[Materials provided]
Content starts
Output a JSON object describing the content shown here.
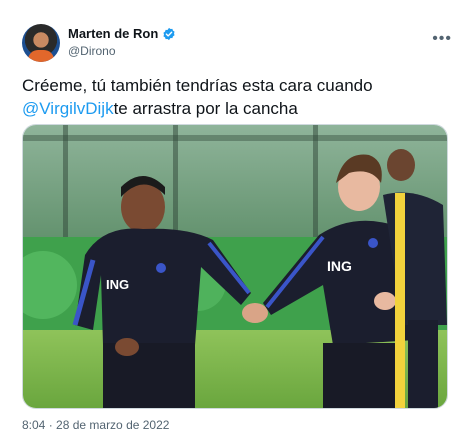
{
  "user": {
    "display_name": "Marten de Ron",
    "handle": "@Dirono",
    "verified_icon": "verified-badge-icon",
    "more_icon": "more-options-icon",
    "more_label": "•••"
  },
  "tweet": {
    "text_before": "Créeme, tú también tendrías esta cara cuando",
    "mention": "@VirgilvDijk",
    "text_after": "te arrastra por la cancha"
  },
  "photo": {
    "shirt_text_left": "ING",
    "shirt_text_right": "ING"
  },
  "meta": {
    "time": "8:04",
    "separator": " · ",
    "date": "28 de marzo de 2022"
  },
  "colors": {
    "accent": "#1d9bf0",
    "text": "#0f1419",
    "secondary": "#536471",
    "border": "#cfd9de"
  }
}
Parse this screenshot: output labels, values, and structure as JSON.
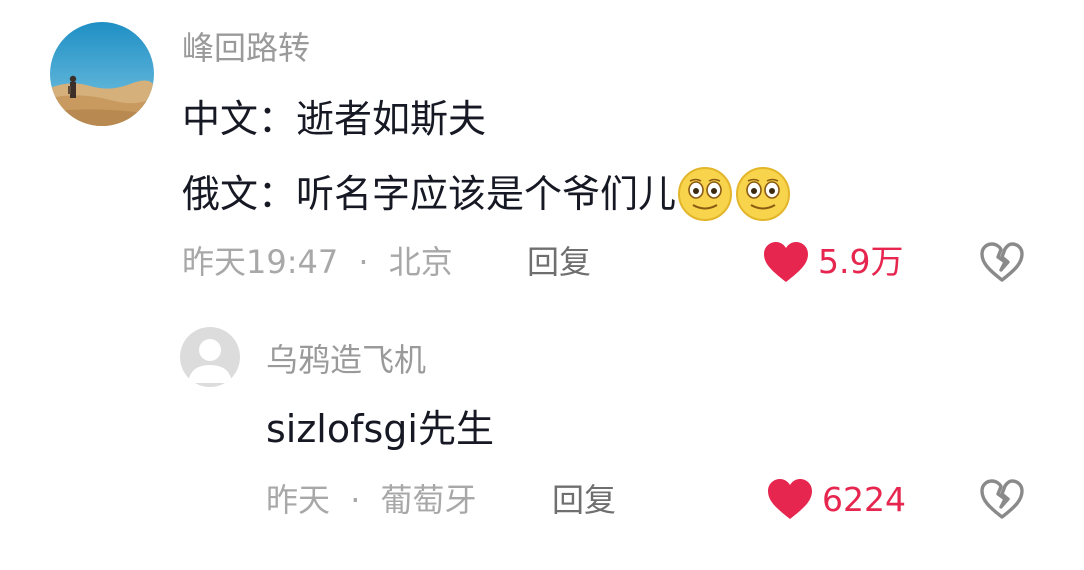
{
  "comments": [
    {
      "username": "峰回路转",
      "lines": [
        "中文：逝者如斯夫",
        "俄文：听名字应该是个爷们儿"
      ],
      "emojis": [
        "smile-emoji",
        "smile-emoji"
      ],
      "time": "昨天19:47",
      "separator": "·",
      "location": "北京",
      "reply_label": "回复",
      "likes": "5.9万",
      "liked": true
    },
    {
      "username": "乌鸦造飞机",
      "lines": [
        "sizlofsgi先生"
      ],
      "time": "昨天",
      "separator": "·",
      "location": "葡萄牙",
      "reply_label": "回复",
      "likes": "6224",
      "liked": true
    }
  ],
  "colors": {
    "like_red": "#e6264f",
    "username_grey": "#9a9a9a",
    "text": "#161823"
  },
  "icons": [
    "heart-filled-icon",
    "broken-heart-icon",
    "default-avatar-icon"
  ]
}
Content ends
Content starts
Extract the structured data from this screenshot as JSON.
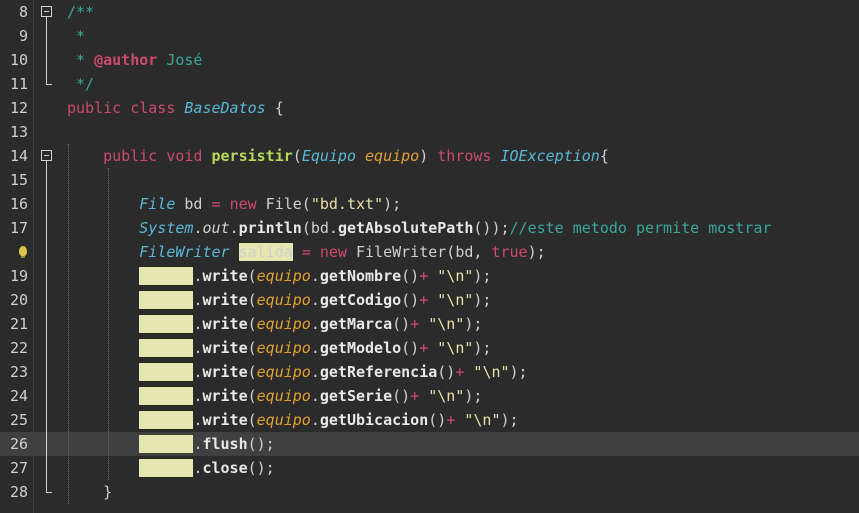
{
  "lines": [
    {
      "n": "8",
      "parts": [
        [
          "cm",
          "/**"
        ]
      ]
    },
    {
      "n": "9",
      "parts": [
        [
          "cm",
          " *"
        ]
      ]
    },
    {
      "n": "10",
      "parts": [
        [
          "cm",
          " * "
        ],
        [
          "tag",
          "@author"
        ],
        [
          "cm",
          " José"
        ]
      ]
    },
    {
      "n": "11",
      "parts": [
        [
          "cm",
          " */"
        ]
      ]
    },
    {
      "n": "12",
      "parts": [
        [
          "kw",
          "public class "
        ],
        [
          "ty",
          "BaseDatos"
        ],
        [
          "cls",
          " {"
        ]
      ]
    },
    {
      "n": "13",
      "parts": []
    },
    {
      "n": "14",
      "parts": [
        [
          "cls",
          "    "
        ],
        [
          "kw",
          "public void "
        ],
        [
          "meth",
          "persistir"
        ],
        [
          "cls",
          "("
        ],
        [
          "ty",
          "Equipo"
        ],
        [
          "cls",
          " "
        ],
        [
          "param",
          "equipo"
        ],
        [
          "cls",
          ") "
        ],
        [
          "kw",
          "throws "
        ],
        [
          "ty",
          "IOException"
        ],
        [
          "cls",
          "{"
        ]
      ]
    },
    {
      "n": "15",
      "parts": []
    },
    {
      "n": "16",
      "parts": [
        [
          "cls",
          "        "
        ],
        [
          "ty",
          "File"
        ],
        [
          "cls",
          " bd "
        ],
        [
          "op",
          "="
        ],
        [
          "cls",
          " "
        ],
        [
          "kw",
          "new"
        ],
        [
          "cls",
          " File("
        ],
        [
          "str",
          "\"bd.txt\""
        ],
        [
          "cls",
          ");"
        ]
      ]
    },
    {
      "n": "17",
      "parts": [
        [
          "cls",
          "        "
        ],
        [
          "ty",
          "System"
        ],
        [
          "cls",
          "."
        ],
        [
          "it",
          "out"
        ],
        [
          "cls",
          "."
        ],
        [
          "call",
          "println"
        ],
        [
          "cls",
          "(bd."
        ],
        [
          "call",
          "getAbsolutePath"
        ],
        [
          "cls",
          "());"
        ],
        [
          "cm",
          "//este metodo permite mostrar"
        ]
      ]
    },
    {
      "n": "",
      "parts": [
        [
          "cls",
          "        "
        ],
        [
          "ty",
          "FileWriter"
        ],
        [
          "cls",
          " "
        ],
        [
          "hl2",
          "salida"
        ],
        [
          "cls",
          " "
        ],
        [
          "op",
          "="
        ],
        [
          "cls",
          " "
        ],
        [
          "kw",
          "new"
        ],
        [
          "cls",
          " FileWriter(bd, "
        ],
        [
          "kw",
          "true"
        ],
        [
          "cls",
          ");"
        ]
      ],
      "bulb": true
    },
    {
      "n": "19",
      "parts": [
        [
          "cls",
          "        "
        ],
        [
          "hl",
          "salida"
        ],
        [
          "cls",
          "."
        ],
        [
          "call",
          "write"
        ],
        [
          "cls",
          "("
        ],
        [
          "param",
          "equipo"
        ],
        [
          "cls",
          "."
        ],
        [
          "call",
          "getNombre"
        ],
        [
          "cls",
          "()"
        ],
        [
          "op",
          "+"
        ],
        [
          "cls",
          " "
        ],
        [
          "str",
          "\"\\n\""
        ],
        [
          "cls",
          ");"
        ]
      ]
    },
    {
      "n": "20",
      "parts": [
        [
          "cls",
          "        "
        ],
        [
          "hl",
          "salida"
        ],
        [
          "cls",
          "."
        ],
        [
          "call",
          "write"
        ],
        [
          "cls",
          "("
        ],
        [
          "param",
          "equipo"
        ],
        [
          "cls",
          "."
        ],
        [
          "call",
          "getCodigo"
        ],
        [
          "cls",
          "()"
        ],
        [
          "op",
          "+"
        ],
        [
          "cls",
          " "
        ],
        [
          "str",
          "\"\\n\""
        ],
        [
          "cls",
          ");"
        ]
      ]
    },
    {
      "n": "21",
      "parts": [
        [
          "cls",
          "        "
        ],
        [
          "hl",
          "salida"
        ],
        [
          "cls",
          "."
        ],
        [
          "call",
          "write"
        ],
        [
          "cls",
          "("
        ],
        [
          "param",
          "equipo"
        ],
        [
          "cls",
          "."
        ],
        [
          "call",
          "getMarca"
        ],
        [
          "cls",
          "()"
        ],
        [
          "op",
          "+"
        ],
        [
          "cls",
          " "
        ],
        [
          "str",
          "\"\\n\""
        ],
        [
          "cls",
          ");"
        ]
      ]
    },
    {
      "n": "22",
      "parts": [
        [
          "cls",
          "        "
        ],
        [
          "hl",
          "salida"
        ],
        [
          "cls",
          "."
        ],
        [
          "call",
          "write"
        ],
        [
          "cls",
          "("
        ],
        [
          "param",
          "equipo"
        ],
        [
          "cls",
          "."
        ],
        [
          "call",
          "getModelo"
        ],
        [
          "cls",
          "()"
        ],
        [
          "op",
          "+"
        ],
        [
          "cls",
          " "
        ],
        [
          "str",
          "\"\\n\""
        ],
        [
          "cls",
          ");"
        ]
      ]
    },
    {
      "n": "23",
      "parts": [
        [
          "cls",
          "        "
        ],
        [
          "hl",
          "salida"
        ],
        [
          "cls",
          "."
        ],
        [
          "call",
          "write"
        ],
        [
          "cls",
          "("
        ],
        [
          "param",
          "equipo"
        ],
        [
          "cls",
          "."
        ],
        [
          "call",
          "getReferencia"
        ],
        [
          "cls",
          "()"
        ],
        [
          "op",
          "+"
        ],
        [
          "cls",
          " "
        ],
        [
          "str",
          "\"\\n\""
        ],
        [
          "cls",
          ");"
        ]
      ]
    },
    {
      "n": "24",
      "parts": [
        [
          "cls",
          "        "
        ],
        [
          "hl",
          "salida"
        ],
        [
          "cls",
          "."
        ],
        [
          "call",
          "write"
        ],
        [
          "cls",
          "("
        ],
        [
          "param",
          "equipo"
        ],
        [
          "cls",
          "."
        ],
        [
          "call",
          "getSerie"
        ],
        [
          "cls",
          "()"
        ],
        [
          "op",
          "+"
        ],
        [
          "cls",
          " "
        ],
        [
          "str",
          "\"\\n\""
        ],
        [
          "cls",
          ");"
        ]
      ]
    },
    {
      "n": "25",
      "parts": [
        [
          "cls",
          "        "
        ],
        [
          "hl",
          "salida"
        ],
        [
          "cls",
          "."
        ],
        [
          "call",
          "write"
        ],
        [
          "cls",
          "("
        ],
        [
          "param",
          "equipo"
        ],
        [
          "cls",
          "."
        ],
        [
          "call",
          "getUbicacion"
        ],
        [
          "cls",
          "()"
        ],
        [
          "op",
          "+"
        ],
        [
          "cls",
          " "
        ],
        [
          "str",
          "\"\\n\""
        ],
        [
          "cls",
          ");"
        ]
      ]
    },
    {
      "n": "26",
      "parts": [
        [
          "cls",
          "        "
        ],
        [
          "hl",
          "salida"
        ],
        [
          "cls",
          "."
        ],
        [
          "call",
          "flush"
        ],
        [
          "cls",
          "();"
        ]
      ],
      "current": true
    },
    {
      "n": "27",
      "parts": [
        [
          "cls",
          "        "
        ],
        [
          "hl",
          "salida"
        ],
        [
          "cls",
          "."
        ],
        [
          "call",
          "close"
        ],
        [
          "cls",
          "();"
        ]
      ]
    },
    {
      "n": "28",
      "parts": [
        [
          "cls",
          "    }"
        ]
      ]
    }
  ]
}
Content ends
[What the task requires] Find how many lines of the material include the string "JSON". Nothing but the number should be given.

[Exercise output] 3